The number of murders in London has nearly doubled in the first three months of 2018 compared to the same period last year. The spike is putting pressure on leaders to take measures to improve security in the capital.
There were more murders in London than in New York in the last two months. As a result, political pressure is mounting on leaders to halt a spike of violence in the British capital.
There were 15 murders in London in February, compared to 14 in New York, according to police numbers. In March, 22 murders were reported in London, against 21 investigations in New York, a city of similar size. It was the first time in modern history that London's murder rate was higher than New York's.
The latest in the string of violent crimes involved a 17-year-old girl who was killed in a drive-by shooting in the northern district of Tottenham on Monday night. Around the same time, a 16-year-old boy was shot and a 15-year-old was stabbed in northeast London. Both were severely injured.
The number of murders in London in the first three months of the year nearly doubled compared to the same period last year.
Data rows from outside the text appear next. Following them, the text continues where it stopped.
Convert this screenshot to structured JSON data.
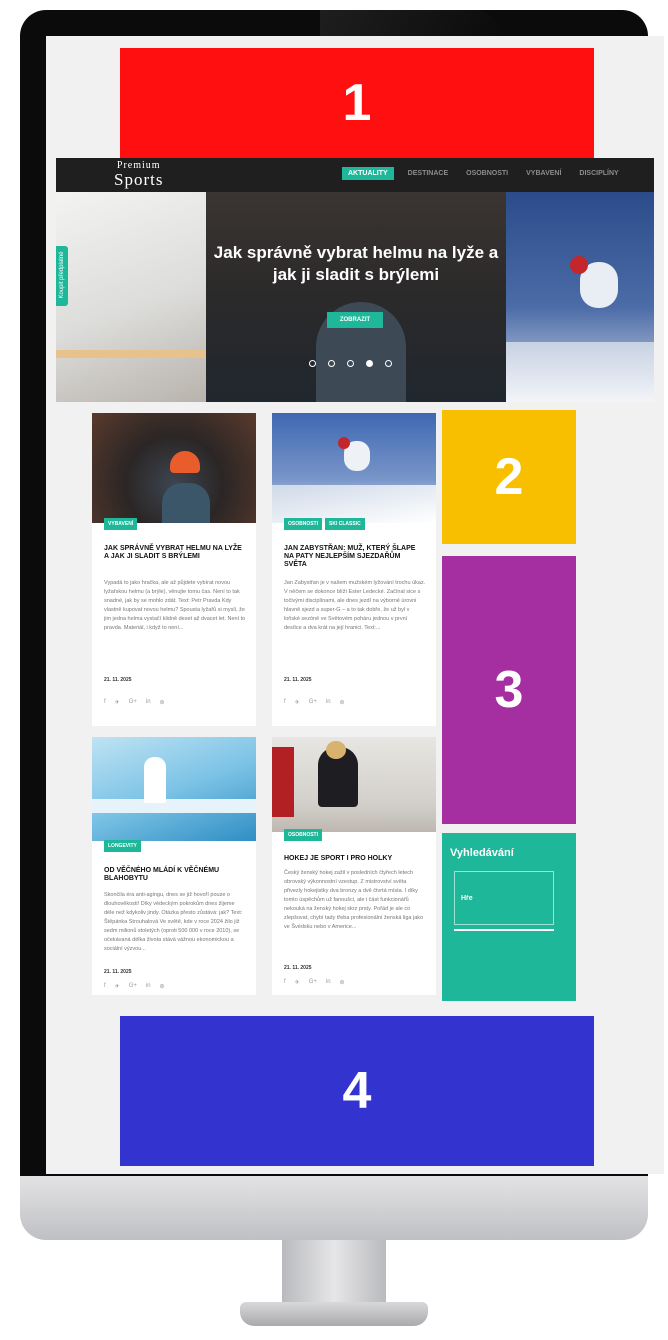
{
  "placeholders": {
    "one": "1",
    "two": "2",
    "three": "3",
    "four": "4"
  },
  "header": {
    "logo_top": "Premium",
    "logo_bottom": "Sports",
    "nav": [
      "AKTUALITY",
      "DESTINACE",
      "OSOBNOSTI",
      "VYBAVENÍ",
      "DISCIPLÍNY"
    ]
  },
  "hero": {
    "title": "Jak správně vybrat helmu na lyže a jak ji sladit s brýlemi",
    "button": "ZOBRAZIT",
    "side_tab": "Koupit předplatné",
    "slides_total": 5,
    "active_slide": 4
  },
  "articles": [
    {
      "tags": [
        "VYBAVENÍ"
      ],
      "title": "JAK SPRÁVNĚ VYBRAT HELMU NA LYŽE A JAK JI SLADIT S BRÝLEMI",
      "excerpt": "Vypadá to jako hračka, ale až půjdete vybírat novou lyžařskou helmu (a brýle), věnujte tomu čas. Není to tak snadné, jak by se mohlo zdát. Text: Petr Pravda Kdy vlastně kupovat novou helmu? Spousta lyžařů si myslí, že jim jedna helma vystačí klidně deset až dvacet let. Není to pravda. Materiál, i když to není...",
      "date": "21. 11. 2025"
    },
    {
      "tags": [
        "OSOBNOSTI",
        "SKI CLASSIC"
      ],
      "title": "JAN ZABYSTŘAN: MUŽ, KTERÝ ŠLAPE NA PATY NEJLEPŠÍM SJEZDAŘŮM SVĚTA",
      "excerpt": "Jan Zabystřan je v našem mužském lyžování trochu úkaz. V něčem se dokonce blíží Ester Ledecké. Začínal sice s točivými disciplínami, ale dnes jezdí na výborné úrovni hlavně sjezd a super-G – a to tak dobře, že už byl v loňské sezóně ve Světovém poháru jednou v první desítce a dva krát na její hranici. Text:...",
      "date": "21. 11. 2025"
    },
    {
      "tags": [
        "LONGEVITY"
      ],
      "title": "OD VĚČNÉHO MLÁDÍ K VĚČNÉMU BLAHOBYTU",
      "excerpt": "Skončila éra anti-agingu, dnes se již hovoří pouze o dlouhověkosti! Díky vědeckým pokrokům dnes žijeme déle než kdykoliv jindy. Otázka přesto zůstává: jak? Text: Štěpánka Strouhalová Ve světě, kde v roce 2024 žilo již sedm milionů stoletých (oproti 500 000 v roce 2010), se očekávaná délka života stává vážnou ekonomickou a sociální výzvou...",
      "date": "21. 11. 2025"
    },
    {
      "tags": [
        "OSOBNOSTI"
      ],
      "title": "HOKEJ JE SPORT I PRO HOLKY",
      "excerpt": "Český ženský hokej zažil v posledních čtyřech letech obrovský výkonnostní vzestup. Z mistrovství světa přivezly hokejistky dva bronzy a dvě čtvrtá místa. I díky tomto úspěchům už fanoušci, ale i část funkcionářů nekouká na ženský hokej skrz prsty. Pořád je ale co zlepšovat, chybí tady třeba profesionální ženská liga jako ve Švédsku nebo v Americe...",
      "date": "21. 11. 2025"
    }
  ],
  "social_icons": [
    "f",
    "♥",
    "G+",
    "in",
    "⊛"
  ],
  "search": {
    "title": "Vyhledávání",
    "placeholder": "Hře"
  },
  "colors": {
    "accent": "#1fb79a",
    "red": "#ff0f0f",
    "yellow": "#f7bf00",
    "purple": "#a52ea0",
    "blue": "#3333cf"
  }
}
London's Metropolitan Police have launched 45 murder inquiries so far this year; five were gun-related and 31 were committed with knives.
Including January's numbers, New York had more murders so far this year compared to London.
Last year, there were 292 murders in New York compared to 130 in London.
Mayor blames budget cuts
It is unclear what has led to the increase in murders in London, or if the trend over the past two months will continue.
Some have blamed the Conservative government for slashing police budgets.
David Lammy, the local MP in Tottenham, blamed drug gang violence and police cuts.
London's Mayor Sadiq Khan, who has been in office since May 2016, representing the opposition Labour Party, blamed the Conservative government for cutting budgets.
Conservative Boris Johnson, now the foreign minister, was London mayor for eight years. Prime Minister Theresa May served as interior minister from 2010 to 2016.
The spike in violent crime has also led to more calls for police to "stop and frisk" people on the streets. The controversial practice was curbed by then-interior minister May in 2014 in response to criticism that the practice targeted minorities.
An interior ministry spokesperson said the government was taking action "to restrict access to offensive weapons," including knives.
Britain has much stricter gun laws than those in the United States.
cw/jm (AFP, Reuters)